§ **Exercise**
The records below are to be reproduced exactly, and no picture should appear in the copy.

§ **Stored data**
>>

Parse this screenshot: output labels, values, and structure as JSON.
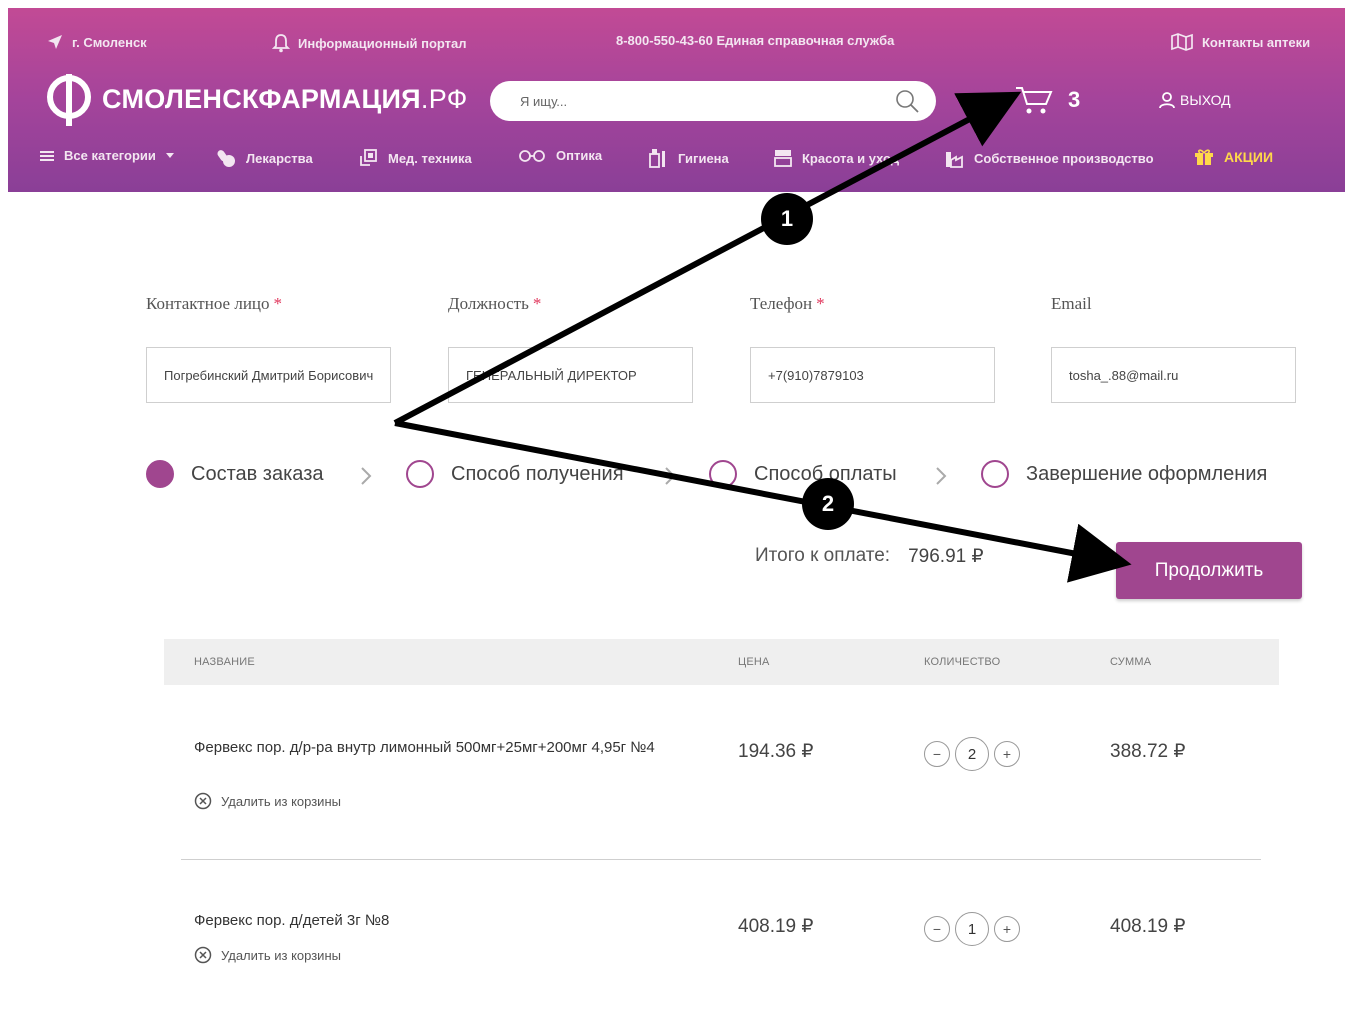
{
  "topbar": {
    "city": "г. Смоленск",
    "info_portal": "Информационный портал",
    "phone": "8-800-550-43-60 Единая справочная служба",
    "contacts": "Контакты аптеки"
  },
  "logo": {
    "name": "СМОЛЕНСКФАРМАЦИЯ",
    "domain": ".РФ"
  },
  "search": {
    "placeholder": "Я ищу..."
  },
  "cart": {
    "count": "3"
  },
  "login": {
    "label": "ВЫХОД"
  },
  "nav": {
    "all_categories": "Все категории",
    "medicines": "Лекарства",
    "med_tech": "Мед. техника",
    "optics": "Оптика",
    "hygiene": "Гигиена",
    "beauty": "Красота и уход",
    "own_production": "Собственное производство",
    "promo": "АКЦИИ"
  },
  "form": {
    "contact_label": "Контактное лицо",
    "contact_value": "Погребинский Дмитрий Борисович",
    "position_label": "Должность",
    "position_value": "ГЕНЕРАЛЬНЫЙ ДИРЕКТОР",
    "phone_label": "Телефон",
    "phone_value": "+7(910)7879103",
    "email_label": "Email",
    "email_value": "tosha_.88@mail.ru",
    "required_mark": "*"
  },
  "steps": {
    "step1": "Состав заказа",
    "step2": "Способ получения",
    "step3": "Способ оплаты",
    "step4": "Завершение оформления"
  },
  "total": {
    "label": "Итого к оплате:",
    "value": "796.91 ₽"
  },
  "continue_label": "Продолжить",
  "table": {
    "headers": {
      "name": "НАЗВАНИЕ",
      "price": "ЦЕНА",
      "qty": "КОЛИЧЕСТВО",
      "sum": "СУММА"
    },
    "remove_label": "Удалить из корзины",
    "rows": [
      {
        "name": "Фервекс пор. д/р-ра внутр лимонный 500мг+25мг+200мг 4,95г №4",
        "price": "194.36 ₽",
        "qty": "2",
        "sum": "388.72 ₽"
      },
      {
        "name": "Фервекс пор. д/детей 3г №8",
        "price": "408.19 ₽",
        "qty": "1",
        "sum": "408.19 ₽"
      }
    ]
  },
  "annotations": {
    "badge1": "1",
    "badge2": "2"
  },
  "colors": {
    "brand": "#a0468f",
    "header_top": "#c24a95",
    "header_bottom": "#8a3f97",
    "promo": "#ffd84a",
    "required": "#e0345a"
  }
}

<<

§ **Answer for this exercise**
Parse this screenshot: output labels, values, and structure as JSON.
{
  "topbar": {
    "city": "г. Смоленск",
    "info_portal": "Информационный портал",
    "phone": "8-800-550-43-60 Единая справочная служба",
    "contacts": "Контакты аптеки"
  },
  "logo": {
    "name": "СМОЛЕНСКФАРМАЦИЯ",
    "domain": ".РФ"
  },
  "search": {
    "placeholder": "Я ищу..."
  },
  "cart": {
    "count": "3"
  },
  "login": {
    "label": "ВЫХОД"
  },
  "nav": {
    "all_categories": "Все категории",
    "medicines": "Лекарства",
    "med_tech": "Мед. техника",
    "optics": "Оптика",
    "hygiene": "Гигиена",
    "beauty": "Красота и уход",
    "own_production": "Собственное производство",
    "promo": "АКЦИИ"
  },
  "form": {
    "contact_label": "Контактное лицо",
    "contact_value": "Погребинский Дмитрий Борисович",
    "position_label": "Должность",
    "position_value": "ГЕНЕРАЛЬНЫЙ ДИРЕКТОР",
    "phone_label": "Телефон",
    "phone_value": "+7(910)7879103",
    "email_label": "Email",
    "email_value": "tosha_.88@mail.ru",
    "required_mark": "*"
  },
  "steps": {
    "step1": "Состав заказа",
    "step2": "Способ получения",
    "step3": "Способ оплаты",
    "step4": "Завершение оформления"
  },
  "total": {
    "label": "Итого к оплате:",
    "value": "796.91 ₽"
  },
  "continue_label": "Продолжить",
  "table": {
    "headers": {
      "name": "НАЗВАНИЕ",
      "price": "ЦЕНА",
      "qty": "КОЛИЧЕСТВО",
      "sum": "СУММА"
    },
    "remove_label": "Удалить из корзины",
    "rows": [
      {
        "name": "Фервекс пор. д/р-ра внутр лимонный 500мг+25мг+200мг 4,95г №4",
        "price": "194.36 ₽",
        "qty": "2",
        "sum": "388.72 ₽"
      },
      {
        "name": "Фервекс пор. д/детей 3г №8",
        "price": "408.19 ₽",
        "qty": "1",
        "sum": "408.19 ₽"
      }
    ]
  },
  "annotations": {
    "badge1": "1",
    "badge2": "2"
  },
  "colors": {
    "brand": "#a0468f",
    "header_top": "#c24a95",
    "header_bottom": "#8a3f97",
    "promo": "#ffd84a",
    "required": "#e0345a"
  }
}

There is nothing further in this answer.